By Bobby Allyn, The Tennessean
Tennessee's Board of Probation and Parole reported in the past year
that dozens of dead offenders were alive and being monitored, according
to a state comptroller report released on Monday.
state-funded office, which at the time of the audit had an $86 million
budget, claimed that at least 82 dead people on probation or parole were
still alive, a mistake the comptroller attributed to "inadequate
"It's obviously a problem," said Sen. Brian Kelsey, a
member of the Senate Judiciary Committee. "With that many dead people
supposedly being supervised, it makes you wonder how many live people
were also not being supervised."
In one instance, a criminal who died in October 2011 was reported to be "bedridden at home."
In another case, an officer documented contacting a parolee who, the comptroller's office learned, had been dead for 19 years.
comptroller's office declined to identify individual officers, and
neither agency was able to say whether anyone had been disciplined for
reporting errors. But Comptroller Justin Wilson echoed Kelsey's concern
that the audit raised questions both about the expenditure of public
funds and the supervision of parolees statewide.
officers are supervising dead people, this is a waste of taxpayer
dollars and makes us wonder about the supervision of parolees living in
our communities," Wilson said.
The state's Board of Probation and
Parole, which keeps track of about 60,000 offenders, has long faced
heavy caseloads and contended with high employee turnover. It also has
been widely reported that the agency's resources have been stretched so
thin that its ability to monitor some of the state's most dangerous
criminals has been compromised.
Since the economic downturn, the
agency has rarely met its supervision standards. Though more probation
officers have been added to the ranks, a high turnover rate has made
proper supervision nearly impossible, according to previous reporting by
The Tennessean. Most officers are tasked with overseeing about 100
Deborah Loveless, the comptroller's assistant director
for state audit, would not comment on whether the errors were made by
one individual or by many at the agency. How much the blunders have cost
taxpayers is unknown, according to Loveless.
The audit does suggest, however, that "tax payer resources were used in an ungrateful way," she said.
a written response included in the audit, the board admitted that
reporting dead people as alive was a problem. All staff will be trained
to better detect deceased offenders by the end of the year, the agency
On Wednesday, the comptroller's office will present the
audit to state legislators, at which point they will recommend whether

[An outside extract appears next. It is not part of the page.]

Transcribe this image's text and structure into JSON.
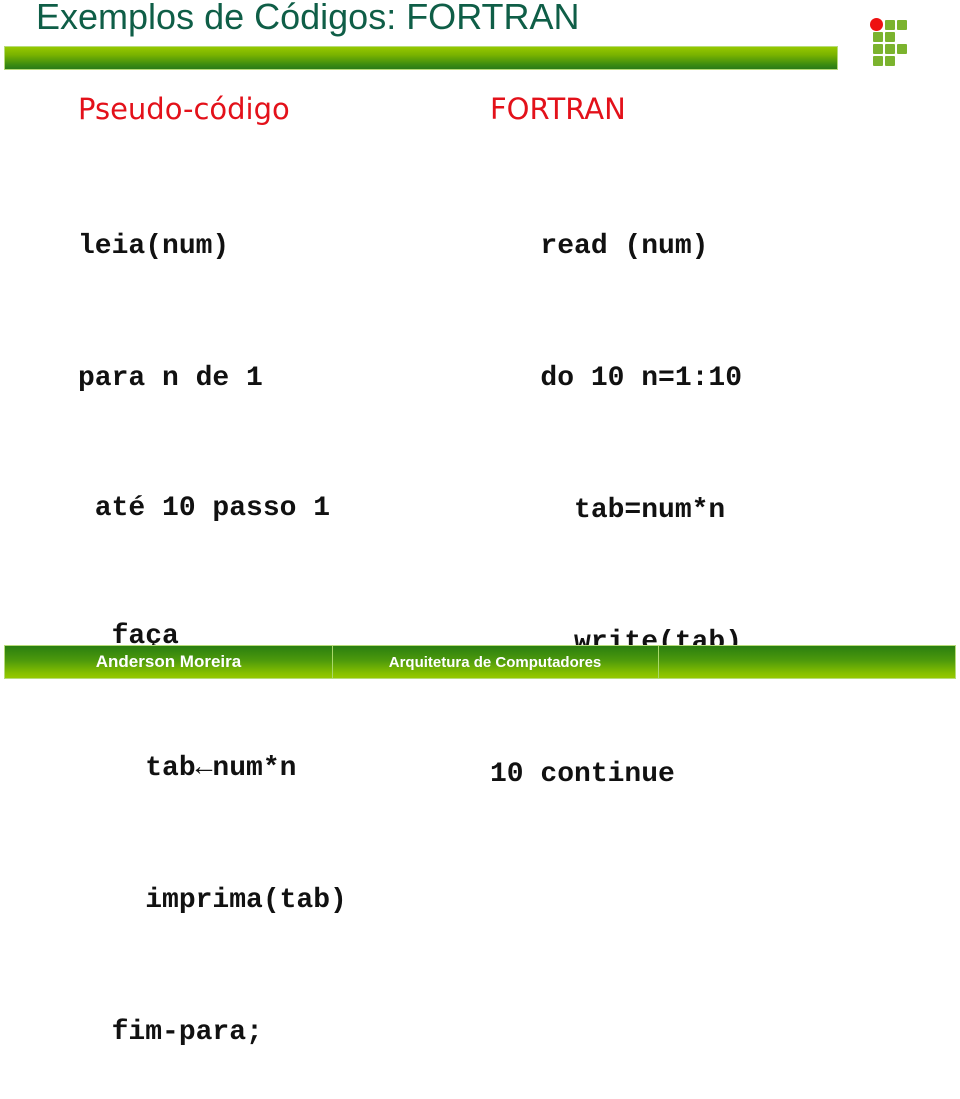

to continue to fund the agency, or relocate the probation and parole
program under a different government arm.
Cases not reviewed
83-page audit also found that half of all the case files they examined
were not reviewed by supervisors, a problem noted in the last audit of
the agency in 2006.
This lack of monitoring can result in
offenders not being rearrested for violating probation and parole, which
could be a threat to public safety, according to the report.
file problems, like having 82 dead parolees still on the agency's
rolls, would likely be caught sooner if supervisors were doing
top-to-bottom reviews, Loveless said.
In addition, the comptroller recommended that the agency re-evaluate its current method of informing the public about meetings.
now, notices about public meetings are posted in the elevator lobby on
the 13th floor of the agency's central office, which is far from being
in compliance with state law requiring "adequate public notice" of
The agency vowed that it would begin posting meetings online and elsewhere to better inform the public.